$$\begin{aligned} G_{D \times \R}(x, 0, \xi, \eta) & = \int_0^\infty p_t^{D \times \R}(x, 0, \xi, \eta) dt \\ & \approx \varphi_1(x) \varphi_1(\xi) \int_0^\infty e^{-\lambda_1 t} t^{-1/2} e^{-\eta^2 / (4 t)} dt \\ & \approx \varphi_1(x) \varphi_1(\xi) e^{-\sqrt{\lambda_1} |\eta|} . \end{aligned} $$
Now the Poisson kernel is the normal derivative of the Green function. Thus, if $D$ is a $C^{1,1}$ set,
$$ P_{D \times \R}(x, 0, \xi, \eta) \approx \varphi_1(x) e^{-\sqrt{\lambda_1} |\eta|} . $$
This may look as if we "differentiate both sides of an inequality", but it is not the case: since the Green function is zero on the boundary, the normal derivative reduces to a simple limit of $G_D(x, 0, \xi + s \nu, \eta) / s$, where $\nu$ is the inward normal vector at $\xi$.
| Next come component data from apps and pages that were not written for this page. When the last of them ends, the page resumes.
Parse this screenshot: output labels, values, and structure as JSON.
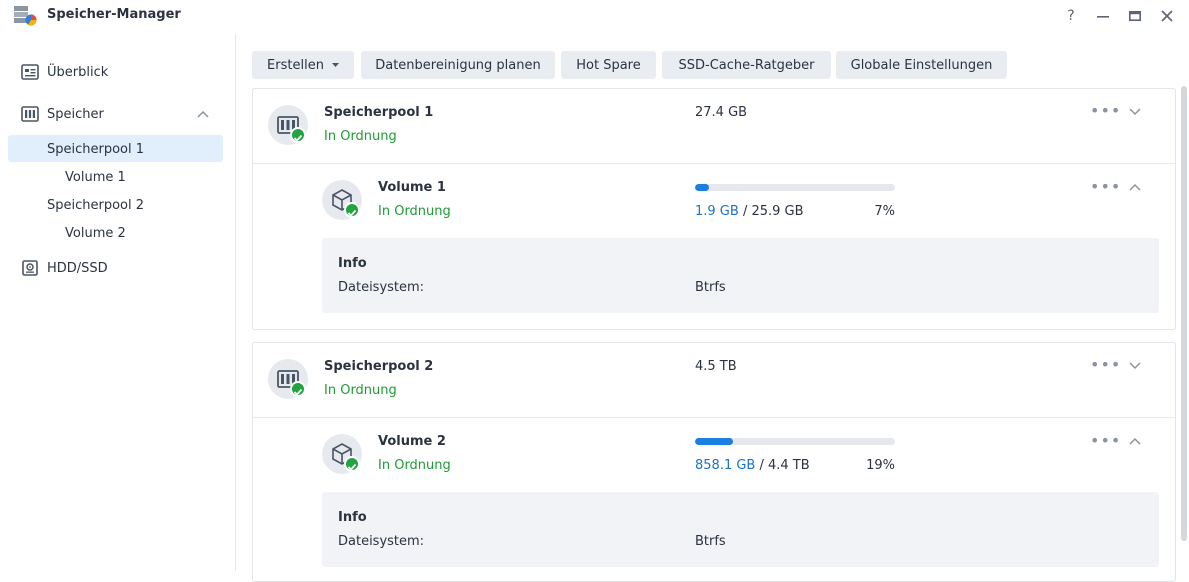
{
  "window": {
    "title": "Speicher-Manager",
    "help_label": "?",
    "minimize_label": "—",
    "maximize_label": "▭",
    "close_label": "✕"
  },
  "sidebar": {
    "overview": "Überblick",
    "storage": "Speicher",
    "pool1": "Speicherpool 1",
    "volume1": "Volume 1",
    "pool2": "Speicherpool 2",
    "volume2": "Volume 2",
    "hdd": "HDD/SSD"
  },
  "toolbar": {
    "create": "Erstellen",
    "scrub": "Datenbereinigung planen",
    "hotspare": "Hot Spare",
    "ssd": "SSD-Cache-Ratgeber",
    "global": "Globale Einstellungen"
  },
  "pools": [
    {
      "name": "Speicherpool 1",
      "status": "In Ordnung",
      "size": "27.4 GB",
      "volume": {
        "name": "Volume 1",
        "status": "In Ordnung",
        "used": "1.9 GB",
        "sep": " / ",
        "total": "25.9 GB",
        "percent_label": "7%",
        "usage_fraction": 0.07,
        "info_title": "Info",
        "fs_key": "Dateisystem:",
        "fs_val": "Btrfs"
      }
    },
    {
      "name": "Speicherpool 2",
      "status": "In Ordnung",
      "size": "4.5 TB",
      "volume": {
        "name": "Volume 2",
        "status": "In Ordnung",
        "used": "858.1 GB",
        "sep": " / ",
        "total": "4.4 TB",
        "percent_label": "19%",
        "usage_fraction": 0.19,
        "info_title": "Info",
        "fs_key": "Dateisystem:",
        "fs_val": "Btrfs"
      }
    }
  ],
  "colors": {
    "accent": "#1a7fde",
    "ok": "#23a342",
    "active_bg": "#e1eefb"
  },
  "icons": [
    "storage-manager-icon",
    "overview-icon",
    "storage-icon",
    "hdd-icon",
    "pool-icon",
    "volume-icon",
    "check-icon",
    "more-icon",
    "chevron-down-icon",
    "chevron-up-icon",
    "caret-down-icon"
  ]
}
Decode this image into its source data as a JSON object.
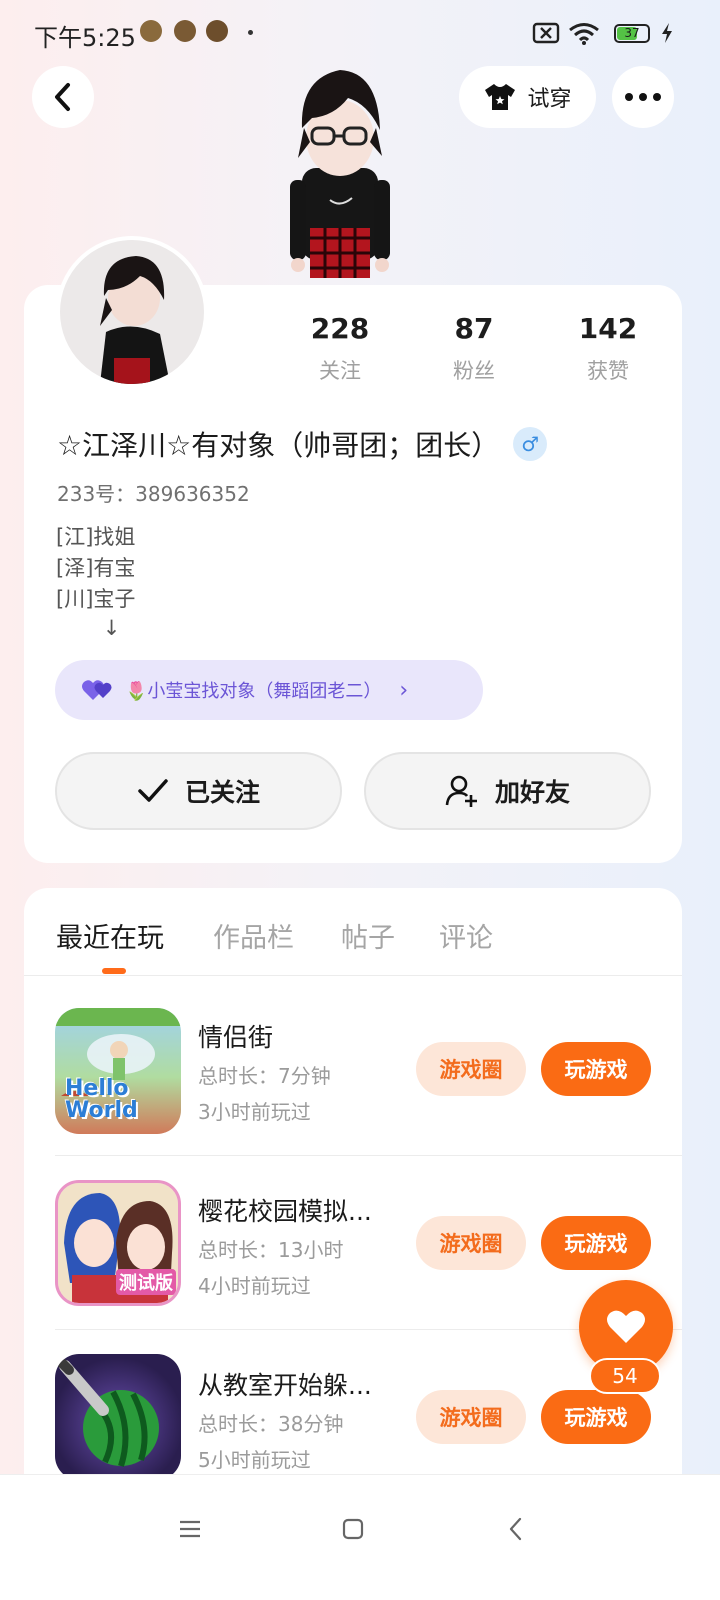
{
  "status_bar": {
    "time": "下午5:25",
    "battery": "37"
  },
  "header": {
    "try_on_label": "试穿"
  },
  "profile": {
    "stats": [
      {
        "value": "228",
        "label": "关注"
      },
      {
        "value": "87",
        "label": "粉丝"
      },
      {
        "value": "142",
        "label": "获赞"
      }
    ],
    "name": "☆江泽川☆有对象（帅哥团；团长）",
    "gender_symbol": "♂",
    "uid": "233号：389636352",
    "bio_lines": [
      "[江]找姐",
      "[泽]有宝",
      "[川]宝子",
      "       ↓"
    ],
    "couple_label": "🌷小莹宝找对象（舞蹈团老二）",
    "follow_label": "已关注",
    "add_friend_label": "加好友"
  },
  "tabs": [
    {
      "label": "最近在玩",
      "active": true
    },
    {
      "label": "作品栏",
      "active": false
    },
    {
      "label": "帖子",
      "active": false
    },
    {
      "label": "评论",
      "active": false
    }
  ],
  "games": [
    {
      "title": "情侣街",
      "duration": "总时长：7分钟",
      "last_played": "3小时前玩过",
      "icon_text": "Hello World",
      "circle_label": "游戏圈",
      "play_label": "玩游戏"
    },
    {
      "title": "樱花校园模拟...",
      "duration": "总时长：13小时",
      "last_played": "4小时前玩过",
      "icon_text": "测试版",
      "circle_label": "游戏圈",
      "play_label": "玩游戏"
    },
    {
      "title": "从教室开始躲...",
      "duration": "总时长：38分钟",
      "last_played": "5小时前玩过",
      "icon_text": "",
      "circle_label": "游戏圈",
      "play_label": "玩游戏"
    }
  ],
  "like_count": "54"
}
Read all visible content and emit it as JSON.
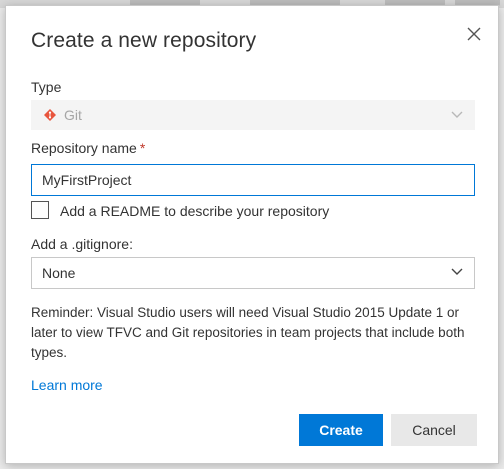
{
  "dialog": {
    "title": "Create a new repository",
    "type_label": "Type",
    "type_value": "Git",
    "repo_name_label": "Repository name",
    "required_marker": "*",
    "repo_name_value": "MyFirstProject",
    "readme_label": "Add a README to describe your repository",
    "readme_checked": false,
    "gitignore_label": "Add a .gitignore:",
    "gitignore_value": "None",
    "reminder": "Reminder: Visual Studio users will need Visual Studio 2015 Update 1 or later to view TFVC and Git repositories in team projects that include both types.",
    "learn_more": "Learn more",
    "create_label": "Create",
    "cancel_label": "Cancel"
  },
  "icons": {
    "close": "close-icon",
    "git": "git-icon",
    "chevron": "chevron-down-icon"
  },
  "colors": {
    "accent": "#0078d7",
    "git_orange": "#e8553d",
    "required_red": "#c0392b"
  }
}
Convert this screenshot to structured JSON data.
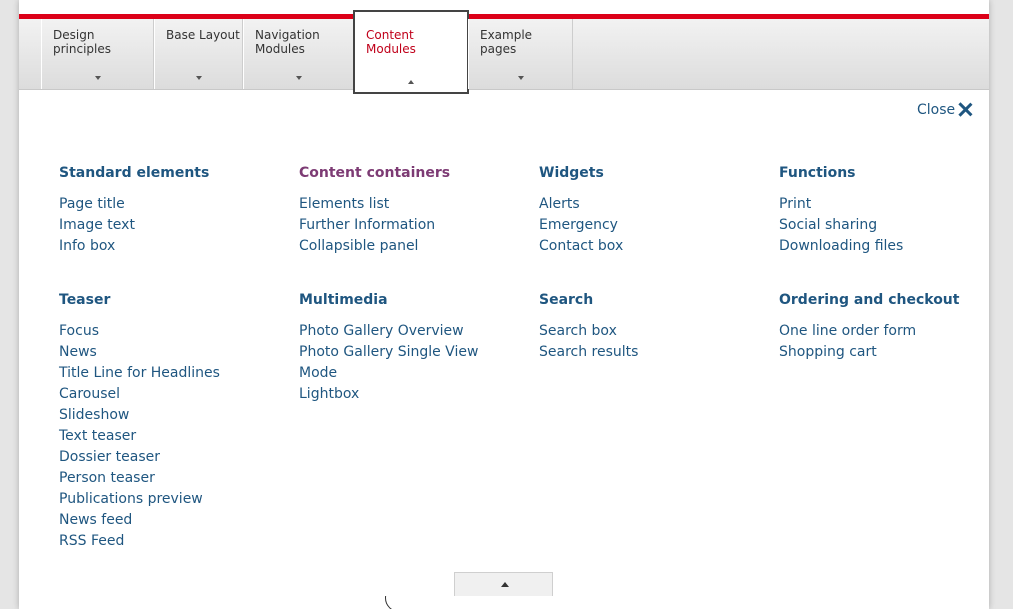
{
  "nav": {
    "items": [
      {
        "label": "Design principles"
      },
      {
        "label": "Base Layout"
      },
      {
        "label": "Navigation Modules"
      },
      {
        "label": "Content Modules",
        "active": true
      },
      {
        "label": "Example pages"
      }
    ]
  },
  "close_label": "Close",
  "groups": [
    {
      "title": "Standard elements",
      "items": [
        "Page title",
        "Image text",
        "Info box"
      ]
    },
    {
      "title": "Content containers",
      "items": [
        "Elements list",
        "Further Information",
        "Collapsible panel"
      ]
    },
    {
      "title": "Widgets",
      "items": [
        "Alerts",
        "Emergency",
        "Contact box"
      ]
    },
    {
      "title": "Functions",
      "items": [
        "Print",
        "Social sharing",
        "Downloading files"
      ]
    },
    {
      "title": "Teaser",
      "items": [
        "Focus",
        "News",
        "Title Line for Headlines",
        "Carousel",
        "Slideshow",
        "Text teaser",
        "Dossier teaser",
        "Person teaser",
        "Publications preview",
        "News feed",
        "RSS Feed"
      ]
    },
    {
      "title": "Multimedia",
      "items": [
        "Photo Gallery Overview",
        "Photo Gallery Single View",
        "Mode",
        "Lightbox"
      ]
    },
    {
      "title": "Search",
      "items": [
        "Search box",
        "Search results"
      ]
    },
    {
      "title": "Ordering and checkout",
      "items": [
        "One line order form",
        "Shopping cart"
      ]
    }
  ],
  "colors": {
    "brand_red": "#dc0018",
    "link_blue": "#1f5680",
    "heading_purple": "#7d3b74",
    "active_tab_text": "#c0001a"
  }
}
*Step 3.* Now it remains to translate this into a result on $D \times (-L, L)$ with zero Neumann boundary condition on the bases. This, however, is pretty standard: if $u$ is the solution of the problem on $D \times (-L, L)$, then the function $v$ given by
$$ v(x, y + 4 n L) = u(x, y) , \qquad v(x, y + 2 n L) = u(x, -y) $$
whenever $x \in D$, $y \in (-L, L)$ and $n \in \mathbb Z$, is a solution of the corresponding Poisson problem in $D \times \R$. Using the Poisson representation for $v$, we find that
$$ u(x, y) = \int_{(-L, L)} \int_{\partial D} f(\xi, \eta) \sum_{n = -\infty}^\infty (P_{D \times \R}(x, y, \xi, \eta + 4 n L) + P_{D \times \R}(x, y, \xi, -\eta + 2 n L)) \sigma(d\xi) d\eta . $$
By using the estimate for the Poisson kernel found above, we easily see that again
$$ u(x, 0) \approx \varphi_1(x) \int_{(-L, L)} \int_{\partial D} f(\xi, \eta) e^{-\sqrt{\lambda_1} \eta} \sigma(d\xi) d\eta $$
uniformly in $L$ large enough and $f$.

Muchstronger: the density function of the exit time from $D$ (of the 2-D Brownian) motion decays exponentially fast, so the harmonic measure in the infinite case also decays exponentially fast. By periodization, the same is true for the reflecting boundary. That is, the "weight" associated with $\partial D \times \{x\}$ is roughly $\exp(-\sqrt{\lambda_1} |x|) / \sqrt{4 \lambda_1}$, where $\lambda_1$ is the smallest eigenvalue of $\Delta$ in $D$ with Dirichlet boundary conditions. $\endgroup$